The Germanwings crash story has gained another wrinkle on Sunday - this time, as analysts predict large lawsuits against parent company Lufthansa.
On Tuesday, Germanwings co-pilot Andreas Lubitz may have intentionally crashed an Airbus into the French Alps, killing 150 people.
Lufthansa is already providing initial financial support to the families of each victim, which financial expert James Healy-Pratt told CNN Money last week could amount to roughly $50,000 per family.
While the 1999 Montreal Convention states that airlines must pay up to $156,0000 per victim in the event of any air crash, it could pay more than that amount if it is found somehow responsible for the crash - and that amount could reach billions of dollars in the event families decide to sue.
In addition, German law states that the airline must compensate families with 20,000 euro (about $21,800), according to Israel Hayom.

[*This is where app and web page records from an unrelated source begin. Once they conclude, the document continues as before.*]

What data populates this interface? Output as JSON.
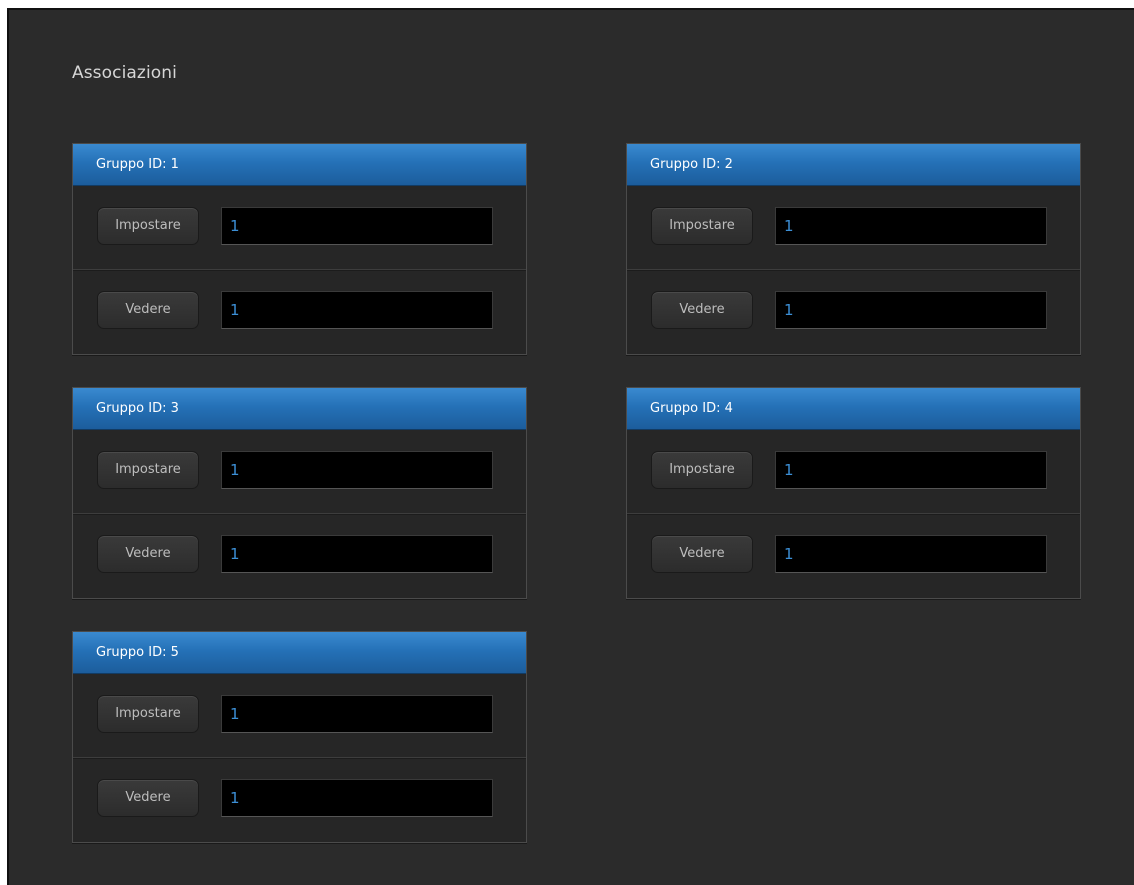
{
  "page": {
    "title": "Associazioni"
  },
  "groups": [
    {
      "header": "Gruppo ID: 1",
      "set_label": "Impostare",
      "set_value": "1",
      "view_label": "Vedere",
      "view_value": "1"
    },
    {
      "header": "Gruppo ID: 2",
      "set_label": "Impostare",
      "set_value": "1",
      "view_label": "Vedere",
      "view_value": "1"
    },
    {
      "header": "Gruppo ID: 3",
      "set_label": "Impostare",
      "set_value": "1",
      "view_label": "Vedere",
      "view_value": "1"
    },
    {
      "header": "Gruppo ID: 4",
      "set_label": "Impostare",
      "set_value": "1",
      "view_label": "Vedere",
      "view_value": "1"
    },
    {
      "header": "Gruppo ID: 5",
      "set_label": "Impostare",
      "set_value": "1",
      "view_label": "Vedere",
      "view_value": "1"
    }
  ],
  "colors": {
    "background": "#2b2b2b",
    "header_blue": "#2571b7",
    "field_text": "#3c8fd6",
    "field_background": "#000000"
  }
}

Speculation over a possible lawsuit is rife after Bild reported last week that Lubitz may have intentionally crashed the plane, and that he had a history of suffering "depressions and anxiety attacks" that Germanwings may have ignored.

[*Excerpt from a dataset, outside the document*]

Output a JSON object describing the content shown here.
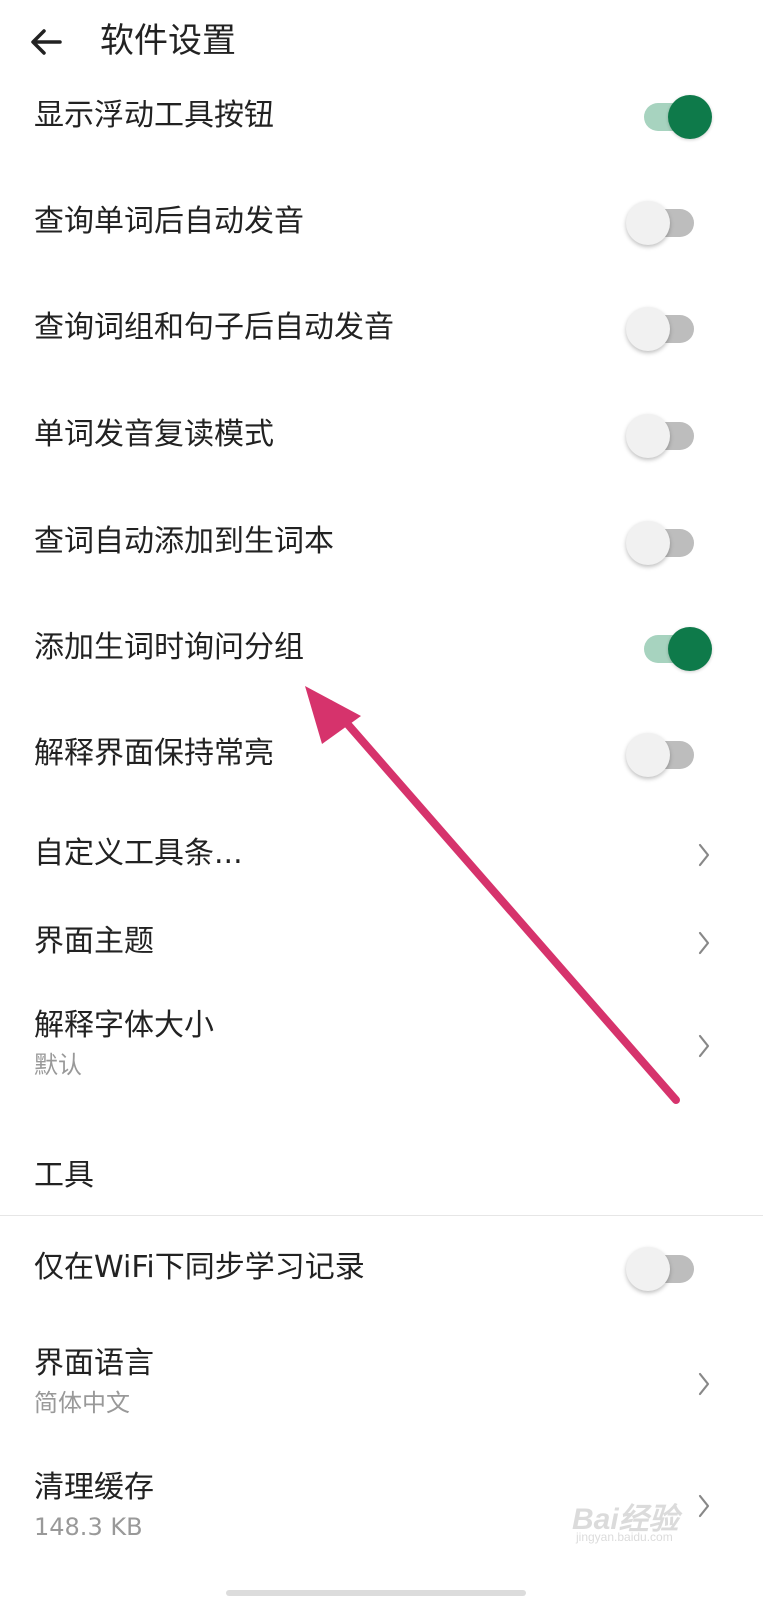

However, Bruce Ottley, co-director of the International Aviation Law Institute at DePaul University College of Law, stated to Business Insider on Friday that the likelihood of a lawsuit or a big payout is low, as most airlines choose to settle legal claims before legal battles get heated.
"Very rarely do these things ever, ever go to trial," he said.

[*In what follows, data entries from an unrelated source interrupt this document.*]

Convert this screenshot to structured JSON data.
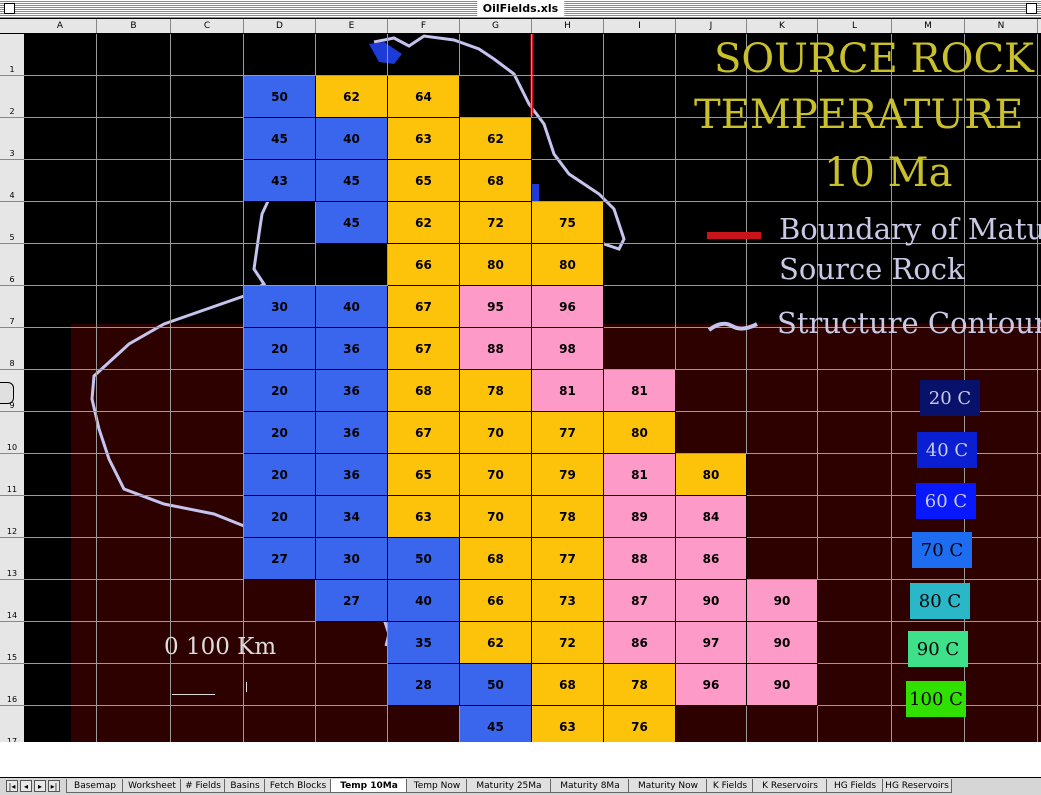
{
  "window": {
    "title": "OilFields.xls"
  },
  "columns": [
    "A",
    "B",
    "C",
    "D",
    "E",
    "F",
    "G",
    "H",
    "I",
    "J",
    "K",
    "L",
    "M",
    "N"
  ],
  "rows": [
    "1",
    "2",
    "3",
    "4",
    "5",
    "6",
    "7",
    "8",
    "9",
    "10",
    "11",
    "12",
    "13",
    "14",
    "15",
    "16",
    "17"
  ],
  "slide": {
    "title_lines": [
      "SOURCE ROCK",
      "TEMPERATURE",
      "10 Ma"
    ],
    "legend_boundary_line1": "Boundary of Matu",
    "legend_boundary_line2": "Source Rock",
    "legend_structure": "Structure Contour",
    "scale_label": "0      100 Km"
  },
  "temperature_legend": [
    {
      "label": "20 C",
      "color": "#08126b",
      "text_color": "#c9c9e6"
    },
    {
      "label": "40 C",
      "color": "#0a1fd1",
      "text_color": "#c9c9e6"
    },
    {
      "label": "60 C",
      "color": "#0818ff",
      "text_color": "#c9c9e6"
    },
    {
      "label": "70 C",
      "color": "#1e6df0",
      "text_color": "#000000"
    },
    {
      "label": "80 C",
      "color": "#2ab7c8",
      "text_color": "#000000"
    },
    {
      "label": "90 C",
      "color": "#3ee08a",
      "text_color": "#000000"
    },
    {
      "label": "100 C",
      "color": "#2fe000",
      "text_color": "#000000"
    }
  ],
  "cell_colors": {
    "blue": "#3a66ee",
    "yellow": "#fdc20a",
    "pink": "#fd9ac8",
    "dark_red": "#2e0101",
    "black": "#000000",
    "boundary_red": "#c8141a",
    "contour": "#c4c4ee"
  },
  "cells": [
    {
      "col": 3,
      "row": 1,
      "value": "50",
      "color": "blue"
    },
    {
      "col": 4,
      "row": 1,
      "value": "62",
      "color": "yellow"
    },
    {
      "col": 5,
      "row": 1,
      "value": "64",
      "color": "yellow"
    },
    {
      "col": 3,
      "row": 2,
      "value": "45",
      "color": "blue"
    },
    {
      "col": 4,
      "row": 2,
      "value": "40",
      "color": "blue"
    },
    {
      "col": 5,
      "row": 2,
      "value": "63",
      "color": "yellow"
    },
    {
      "col": 6,
      "row": 2,
      "value": "62",
      "color": "yellow"
    },
    {
      "col": 3,
      "row": 3,
      "value": "43",
      "color": "blue"
    },
    {
      "col": 4,
      "row": 3,
      "value": "45",
      "color": "blue"
    },
    {
      "col": 5,
      "row": 3,
      "value": "65",
      "color": "yellow"
    },
    {
      "col": 6,
      "row": 3,
      "value": "68",
      "color": "yellow"
    },
    {
      "col": 4,
      "row": 4,
      "value": "45",
      "color": "blue"
    },
    {
      "col": 5,
      "row": 4,
      "value": "62",
      "color": "yellow"
    },
    {
      "col": 6,
      "row": 4,
      "value": "72",
      "color": "yellow"
    },
    {
      "col": 7,
      "row": 4,
      "value": "75",
      "color": "yellow"
    },
    {
      "col": 5,
      "row": 5,
      "value": "66",
      "color": "yellow"
    },
    {
      "col": 6,
      "row": 5,
      "value": "80",
      "color": "yellow"
    },
    {
      "col": 7,
      "row": 5,
      "value": "80",
      "color": "yellow"
    },
    {
      "col": 3,
      "row": 6,
      "value": "30",
      "color": "blue"
    },
    {
      "col": 4,
      "row": 6,
      "value": "40",
      "color": "blue"
    },
    {
      "col": 5,
      "row": 6,
      "value": "67",
      "color": "yellow"
    },
    {
      "col": 6,
      "row": 6,
      "value": "95",
      "color": "pink"
    },
    {
      "col": 7,
      "row": 6,
      "value": "96",
      "color": "pink"
    },
    {
      "col": 3,
      "row": 7,
      "value": "20",
      "color": "blue"
    },
    {
      "col": 4,
      "row": 7,
      "value": "36",
      "color": "blue"
    },
    {
      "col": 5,
      "row": 7,
      "value": "67",
      "color": "yellow"
    },
    {
      "col": 6,
      "row": 7,
      "value": "88",
      "color": "pink"
    },
    {
      "col": 7,
      "row": 7,
      "value": "98",
      "color": "pink"
    },
    {
      "col": 3,
      "row": 8,
      "value": "20",
      "color": "blue"
    },
    {
      "col": 4,
      "row": 8,
      "value": "36",
      "color": "blue"
    },
    {
      "col": 5,
      "row": 8,
      "value": "68",
      "color": "yellow"
    },
    {
      "col": 6,
      "row": 8,
      "value": "78",
      "color": "yellow"
    },
    {
      "col": 7,
      "row": 8,
      "value": "81",
      "color": "pink"
    },
    {
      "col": 8,
      "row": 8,
      "value": "81",
      "color": "pink"
    },
    {
      "col": 3,
      "row": 9,
      "value": "20",
      "color": "blue"
    },
    {
      "col": 4,
      "row": 9,
      "value": "36",
      "color": "blue"
    },
    {
      "col": 5,
      "row": 9,
      "value": "67",
      "color": "yellow"
    },
    {
      "col": 6,
      "row": 9,
      "value": "70",
      "color": "yellow"
    },
    {
      "col": 7,
      "row": 9,
      "value": "77",
      "color": "yellow"
    },
    {
      "col": 8,
      "row": 9,
      "value": "80",
      "color": "yellow"
    },
    {
      "col": 3,
      "row": 10,
      "value": "20",
      "color": "blue"
    },
    {
      "col": 4,
      "row": 10,
      "value": "36",
      "color": "blue"
    },
    {
      "col": 5,
      "row": 10,
      "value": "65",
      "color": "yellow"
    },
    {
      "col": 6,
      "row": 10,
      "value": "70",
      "color": "yellow"
    },
    {
      "col": 7,
      "row": 10,
      "value": "79",
      "color": "yellow"
    },
    {
      "col": 8,
      "row": 10,
      "value": "81",
      "color": "pink"
    },
    {
      "col": 9,
      "row": 10,
      "value": "80",
      "color": "yellow"
    },
    {
      "col": 3,
      "row": 11,
      "value": "20",
      "color": "blue"
    },
    {
      "col": 4,
      "row": 11,
      "value": "34",
      "color": "blue"
    },
    {
      "col": 5,
      "row": 11,
      "value": "63",
      "color": "yellow"
    },
    {
      "col": 6,
      "row": 11,
      "value": "70",
      "color": "yellow"
    },
    {
      "col": 7,
      "row": 11,
      "value": "78",
      "color": "yellow"
    },
    {
      "col": 8,
      "row": 11,
      "value": "89",
      "color": "pink"
    },
    {
      "col": 9,
      "row": 11,
      "value": "84",
      "color": "pink"
    },
    {
      "col": 3,
      "row": 12,
      "value": "27",
      "color": "blue"
    },
    {
      "col": 4,
      "row": 12,
      "value": "30",
      "color": "blue"
    },
    {
      "col": 5,
      "row": 12,
      "value": "50",
      "color": "blue"
    },
    {
      "col": 6,
      "row": 12,
      "value": "68",
      "color": "yellow"
    },
    {
      "col": 7,
      "row": 12,
      "value": "77",
      "color": "yellow"
    },
    {
      "col": 8,
      "row": 12,
      "value": "88",
      "color": "pink"
    },
    {
      "col": 9,
      "row": 12,
      "value": "86",
      "color": "pink"
    },
    {
      "col": 4,
      "row": 13,
      "value": "27",
      "color": "blue"
    },
    {
      "col": 5,
      "row": 13,
      "value": "40",
      "color": "blue"
    },
    {
      "col": 6,
      "row": 13,
      "value": "66",
      "color": "yellow"
    },
    {
      "col": 7,
      "row": 13,
      "value": "73",
      "color": "yellow"
    },
    {
      "col": 8,
      "row": 13,
      "value": "87",
      "color": "pink"
    },
    {
      "col": 9,
      "row": 13,
      "value": "90",
      "color": "pink"
    },
    {
      "col": 10,
      "row": 13,
      "value": "90",
      "color": "pink"
    },
    {
      "col": 5,
      "row": 14,
      "value": "35",
      "color": "blue"
    },
    {
      "col": 6,
      "row": 14,
      "value": "62",
      "color": "yellow"
    },
    {
      "col": 7,
      "row": 14,
      "value": "72",
      "color": "yellow"
    },
    {
      "col": 8,
      "row": 14,
      "value": "86",
      "color": "pink"
    },
    {
      "col": 9,
      "row": 14,
      "value": "97",
      "color": "pink"
    },
    {
      "col": 10,
      "row": 14,
      "value": "90",
      "color": "pink"
    },
    {
      "col": 5,
      "row": 15,
      "value": "28",
      "color": "blue"
    },
    {
      "col": 6,
      "row": 15,
      "value": "50",
      "color": "blue"
    },
    {
      "col": 7,
      "row": 15,
      "value": "68",
      "color": "yellow"
    },
    {
      "col": 8,
      "row": 15,
      "value": "78",
      "color": "yellow"
    },
    {
      "col": 9,
      "row": 15,
      "value": "96",
      "color": "pink"
    },
    {
      "col": 10,
      "row": 15,
      "value": "90",
      "color": "pink"
    },
    {
      "col": 6,
      "row": 16,
      "value": "45",
      "color": "blue"
    },
    {
      "col": 7,
      "row": 16,
      "value": "63",
      "color": "yellow"
    },
    {
      "col": 8,
      "row": 16,
      "value": "76",
      "color": "yellow"
    }
  ],
  "tabs": [
    {
      "label": "Basemap",
      "active": false
    },
    {
      "label": "Worksheet",
      "active": false
    },
    {
      "label": "# Fields",
      "active": false
    },
    {
      "label": "Basins",
      "active": false
    },
    {
      "label": "Fetch Blocks",
      "active": false
    },
    {
      "label": "Temp 10Ma",
      "active": true
    },
    {
      "label": "Temp Now",
      "active": false
    },
    {
      "label": "Maturity 25Ma",
      "active": false
    },
    {
      "label": "Maturity 8Ma",
      "active": false
    },
    {
      "label": "Maturity Now",
      "active": false
    },
    {
      "label": "K Fields",
      "active": false
    },
    {
      "label": "K Reservoirs",
      "active": false
    },
    {
      "label": "HG Fields",
      "active": false
    },
    {
      "label": "HG Reservoirs",
      "active": false
    }
  ]
}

Other experts disagreed, noting that Germanwings could have problems establishing a defense relieving them of liability for the crash after news of Lubitz's spotty mental health history became known.